[Input records Boundary: Start]

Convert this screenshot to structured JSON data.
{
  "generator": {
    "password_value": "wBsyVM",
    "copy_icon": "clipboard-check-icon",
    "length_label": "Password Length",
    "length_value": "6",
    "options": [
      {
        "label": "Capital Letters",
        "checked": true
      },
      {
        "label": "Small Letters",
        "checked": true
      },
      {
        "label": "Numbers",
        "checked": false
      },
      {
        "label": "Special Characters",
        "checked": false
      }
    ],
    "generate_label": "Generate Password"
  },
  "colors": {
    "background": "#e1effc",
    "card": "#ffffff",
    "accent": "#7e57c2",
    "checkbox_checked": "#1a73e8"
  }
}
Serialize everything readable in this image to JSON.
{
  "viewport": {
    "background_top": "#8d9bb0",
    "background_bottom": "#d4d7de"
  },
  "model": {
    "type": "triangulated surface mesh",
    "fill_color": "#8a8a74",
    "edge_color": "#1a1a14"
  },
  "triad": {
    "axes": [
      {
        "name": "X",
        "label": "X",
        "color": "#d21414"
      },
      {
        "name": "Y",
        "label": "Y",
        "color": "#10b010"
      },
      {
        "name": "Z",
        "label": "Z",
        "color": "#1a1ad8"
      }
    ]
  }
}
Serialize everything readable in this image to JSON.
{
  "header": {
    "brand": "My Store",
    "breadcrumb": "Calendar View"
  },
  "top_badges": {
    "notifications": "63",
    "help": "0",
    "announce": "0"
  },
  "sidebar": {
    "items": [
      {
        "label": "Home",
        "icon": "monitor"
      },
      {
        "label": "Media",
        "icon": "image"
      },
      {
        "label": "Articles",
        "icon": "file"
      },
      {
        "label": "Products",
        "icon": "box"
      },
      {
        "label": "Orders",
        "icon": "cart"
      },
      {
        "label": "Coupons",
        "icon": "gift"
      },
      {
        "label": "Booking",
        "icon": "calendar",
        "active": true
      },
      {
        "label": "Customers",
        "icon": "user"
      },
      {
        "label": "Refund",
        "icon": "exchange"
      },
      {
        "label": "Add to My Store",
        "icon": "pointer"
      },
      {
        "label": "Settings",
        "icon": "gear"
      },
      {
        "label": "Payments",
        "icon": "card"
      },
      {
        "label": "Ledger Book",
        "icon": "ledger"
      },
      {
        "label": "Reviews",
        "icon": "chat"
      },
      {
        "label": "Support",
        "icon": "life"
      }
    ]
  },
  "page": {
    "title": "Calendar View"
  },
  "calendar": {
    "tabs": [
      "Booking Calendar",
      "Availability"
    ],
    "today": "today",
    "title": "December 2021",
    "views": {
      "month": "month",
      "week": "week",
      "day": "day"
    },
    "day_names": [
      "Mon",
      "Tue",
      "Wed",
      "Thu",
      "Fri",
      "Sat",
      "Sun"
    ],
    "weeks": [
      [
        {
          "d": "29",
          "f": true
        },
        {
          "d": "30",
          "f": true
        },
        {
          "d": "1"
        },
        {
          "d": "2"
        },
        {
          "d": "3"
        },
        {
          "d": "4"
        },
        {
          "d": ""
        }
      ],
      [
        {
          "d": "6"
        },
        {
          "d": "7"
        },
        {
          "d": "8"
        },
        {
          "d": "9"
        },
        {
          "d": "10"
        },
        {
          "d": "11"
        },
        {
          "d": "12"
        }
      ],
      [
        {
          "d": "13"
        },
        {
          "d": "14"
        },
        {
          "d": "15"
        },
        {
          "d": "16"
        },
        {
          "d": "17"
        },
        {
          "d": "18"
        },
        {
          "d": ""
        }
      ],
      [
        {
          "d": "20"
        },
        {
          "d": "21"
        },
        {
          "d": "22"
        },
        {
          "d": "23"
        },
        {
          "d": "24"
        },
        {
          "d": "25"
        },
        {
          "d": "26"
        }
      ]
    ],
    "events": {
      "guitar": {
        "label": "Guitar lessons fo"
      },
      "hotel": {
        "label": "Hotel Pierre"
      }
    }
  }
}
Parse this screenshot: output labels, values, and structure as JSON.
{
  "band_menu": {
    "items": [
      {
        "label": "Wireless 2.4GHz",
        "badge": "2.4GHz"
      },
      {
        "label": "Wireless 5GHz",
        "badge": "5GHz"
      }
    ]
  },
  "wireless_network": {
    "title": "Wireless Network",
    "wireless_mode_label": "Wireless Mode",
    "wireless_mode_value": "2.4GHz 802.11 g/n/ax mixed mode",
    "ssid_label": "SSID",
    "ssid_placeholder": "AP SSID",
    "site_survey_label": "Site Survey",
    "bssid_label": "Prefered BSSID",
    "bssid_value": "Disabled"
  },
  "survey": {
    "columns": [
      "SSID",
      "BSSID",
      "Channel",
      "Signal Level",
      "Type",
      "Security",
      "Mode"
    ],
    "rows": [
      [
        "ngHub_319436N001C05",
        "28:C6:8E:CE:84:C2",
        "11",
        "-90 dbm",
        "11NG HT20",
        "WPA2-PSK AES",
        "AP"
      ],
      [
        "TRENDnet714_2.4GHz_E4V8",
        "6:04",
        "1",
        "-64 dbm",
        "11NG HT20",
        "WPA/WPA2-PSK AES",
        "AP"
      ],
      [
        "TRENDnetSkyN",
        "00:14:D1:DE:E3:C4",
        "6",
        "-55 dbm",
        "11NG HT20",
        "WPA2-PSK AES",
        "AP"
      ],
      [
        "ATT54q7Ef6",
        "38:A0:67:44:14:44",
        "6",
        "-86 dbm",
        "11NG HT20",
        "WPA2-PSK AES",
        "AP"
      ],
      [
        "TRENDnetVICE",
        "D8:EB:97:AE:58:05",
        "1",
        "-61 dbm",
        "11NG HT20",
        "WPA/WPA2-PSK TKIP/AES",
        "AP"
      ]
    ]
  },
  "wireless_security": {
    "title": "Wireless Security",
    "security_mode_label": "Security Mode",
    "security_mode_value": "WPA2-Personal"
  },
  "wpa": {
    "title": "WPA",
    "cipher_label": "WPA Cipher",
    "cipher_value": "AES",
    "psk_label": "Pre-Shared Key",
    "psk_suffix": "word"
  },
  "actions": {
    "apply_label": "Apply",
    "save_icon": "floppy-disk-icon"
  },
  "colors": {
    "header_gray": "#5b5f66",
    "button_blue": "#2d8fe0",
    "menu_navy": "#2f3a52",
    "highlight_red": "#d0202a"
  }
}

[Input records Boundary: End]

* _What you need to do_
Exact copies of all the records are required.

* _Output for this exercise_
Convert this screenshot to structured JSON data.
{
  "generator": {
    "password_value": "wBsyVM",
    "copy_icon": "clipboard-check-icon",
    "length_label": "Password Length",
    "length_value": "6",
    "options": [
      {
        "label": "Capital Letters",
        "checked": true
      },
      {
        "label": "Small Letters",
        "checked": true
      },
      {
        "label": "Numbers",
        "checked": false
      },
      {
        "label": "Special Characters",
        "checked": false
      }
    ],
    "generate_label": "Generate Password"
  },
  "colors": {
    "background": "#e1effc",
    "card": "#ffffff",
    "accent": "#7e57c2",
    "checkbox_checked": "#1a73e8"
  }
}
Serialize everything readable in this image to JSON.
{
  "viewport": {
    "background_top": "#8d9bb0",
    "background_bottom": "#d4d7de"
  },
  "model": {
    "type": "triangulated surface mesh",
    "fill_color": "#8a8a74",
    "edge_color": "#1a1a14"
  },
  "triad": {
    "axes": [
      {
        "name": "X",
        "label": "X",
        "color": "#d21414"
      },
      {
        "name": "Y",
        "label": "Y",
        "color": "#10b010"
      },
      {
        "name": "Z",
        "label": "Z",
        "color": "#1a1ad8"
      }
    ]
  }
}
Serialize everything readable in this image to JSON.
{
  "header": {
    "brand": "My Store",
    "breadcrumb": "Calendar View"
  },
  "top_badges": {
    "notifications": "63",
    "help": "0",
    "announce": "0"
  },
  "sidebar": {
    "items": [
      {
        "label": "Home",
        "icon": "monitor"
      },
      {
        "label": "Media",
        "icon": "image"
      },
      {
        "label": "Articles",
        "icon": "file"
      },
      {
        "label": "Products",
        "icon": "box"
      },
      {
        "label": "Orders",
        "icon": "cart"
      },
      {
        "label": "Coupons",
        "icon": "gift"
      },
      {
        "label": "Booking",
        "icon": "calendar",
        "active": true
      },
      {
        "label": "Customers",
        "icon": "user"
      },
      {
        "label": "Refund",
        "icon": "exchange"
      },
      {
        "label": "Add to My Store",
        "icon": "pointer"
      },
      {
        "label": "Settings",
        "icon": "gear"
      },
      {
        "label": "Payments",
        "icon": "card"
      },
      {
        "label": "Ledger Book",
        "icon": "ledger"
      },
      {
        "label": "Reviews",
        "icon": "chat"
      },
      {
        "label": "Support",
        "icon": "life"
      }
    ]
  },
  "page": {
    "title": "Calendar View"
  },
  "calendar": {
    "tabs": [
      "Booking Calendar",
      "Availability"
    ],
    "today": "today",
    "title": "December 2021",
    "views": {
      "month": "month",
      "week": "week",
      "day": "day"
    },
    "day_names": [
      "Mon",
      "Tue",
      "Wed",
      "Thu",
      "Fri",
      "Sat",
      "Sun"
    ],
    "weeks": [
      [
        {
          "d": "29",
          "f": true
        },
        {
          "d": "30",
          "f": true
        },
        {
          "d": "1"
        },
        {
          "d": "2"
        },
        {
          "d": "3"
        },
        {
          "d": "4"
        },
        {
          "d": ""
        }
      ],
      [
        {
          "d": "6"
        },
        {
          "d": "7"
        },
        {
          "d": "8"
        },
        {
          "d": "9"
        },
        {
          "d": "10"
        },
        {
          "d": "11"
        },
        {
          "d": "12"
        }
      ],
      [
        {
          "d": "13"
        },
        {
          "d": "14"
        },
        {
          "d": "15"
        },
        {
          "d": "16"
        },
        {
          "d": "17"
        },
        {
          "d": "18"
        },
        {
          "d": ""
        }
      ],
      [
        {
          "d": "20"
        },
        {
          "d": "21"
        },
        {
          "d": "22"
        },
        {
          "d": "23"
        },
        {
          "d": "24"
        },
        {
          "d": "25"
        },
        {
          "d": "26"
        }
      ]
    ],
    "events": {
      "guitar": {
        "label": "Guitar lessons fo"
      },
      "hotel": {
        "label": "Hotel Pierre"
      }
    }
  }
}
Parse this screenshot: output labels, values, and structure as JSON.
{
  "band_menu": {
    "items": [
      {
        "label": "Wireless 2.4GHz",
        "badge": "2.4GHz"
      },
      {
        "label": "Wireless 5GHz",
        "badge": "5GHz"
      }
    ]
  },
  "wireless_network": {
    "title": "Wireless Network",
    "wireless_mode_label": "Wireless Mode",
    "wireless_mode_value": "2.4GHz 802.11 g/n/ax mixed mode",
    "ssid_label": "SSID",
    "ssid_placeholder": "AP SSID",
    "site_survey_label": "Site Survey",
    "bssid_label": "Prefered BSSID",
    "bssid_value": "Disabled"
  },
  "survey": {
    "columns": [
      "SSID",
      "BSSID",
      "Channel",
      "Signal Level",
      "Type",
      "Security",
      "Mode"
    ],
    "rows": [
      [
        "ngHub_319436N001C05",
        "28:C6:8E:CE:84:C2",
        "11",
        "-90 dbm",
        "11NG HT20",
        "WPA2-PSK AES",
        "AP"
      ],
      [
        "TRENDnet714_2.4GHz_E4V8",
        "6:04",
        "1",
        "-64 dbm",
        "11NG HT20",
        "WPA/WPA2-PSK AES",
        "AP"
      ],
      [
        "TRENDnetSkyN",
        "00:14:D1:DE:E3:C4",
        "6",
        "-55 dbm",
        "11NG HT20",
        "WPA2-PSK AES",
        "AP"
      ],
      [
        "ATT54q7Ef6",
        "38:A0:67:44:14:44",
        "6",
        "-86 dbm",
        "11NG HT20",
        "WPA2-PSK AES",
        "AP"
      ],
      [
        "TRENDnetVICE",
        "D8:EB:97:AE:58:05",
        "1",
        "-61 dbm",
        "11NG HT20",
        "WPA/WPA2-PSK TKIP/AES",
        "AP"
      ]
    ]
  },
  "wireless_security": {
    "title": "Wireless Security",
    "security_mode_label": "Security Mode",
    "security_mode_value": "WPA2-Personal"
  },
  "wpa": {
    "title": "WPA",
    "cipher_label": "WPA Cipher",
    "cipher_value": "AES",
    "psk_label": "Pre-Shared Key",
    "psk_suffix": "word"
  },
  "actions": {
    "apply_label": "Apply",
    "save_icon": "floppy-disk-icon"
  },
  "colors": {
    "header_gray": "#5b5f66",
    "button_blue": "#2d8fe0",
    "menu_navy": "#2f3a52",
    "highlight_red": "#d0202a"
  }
}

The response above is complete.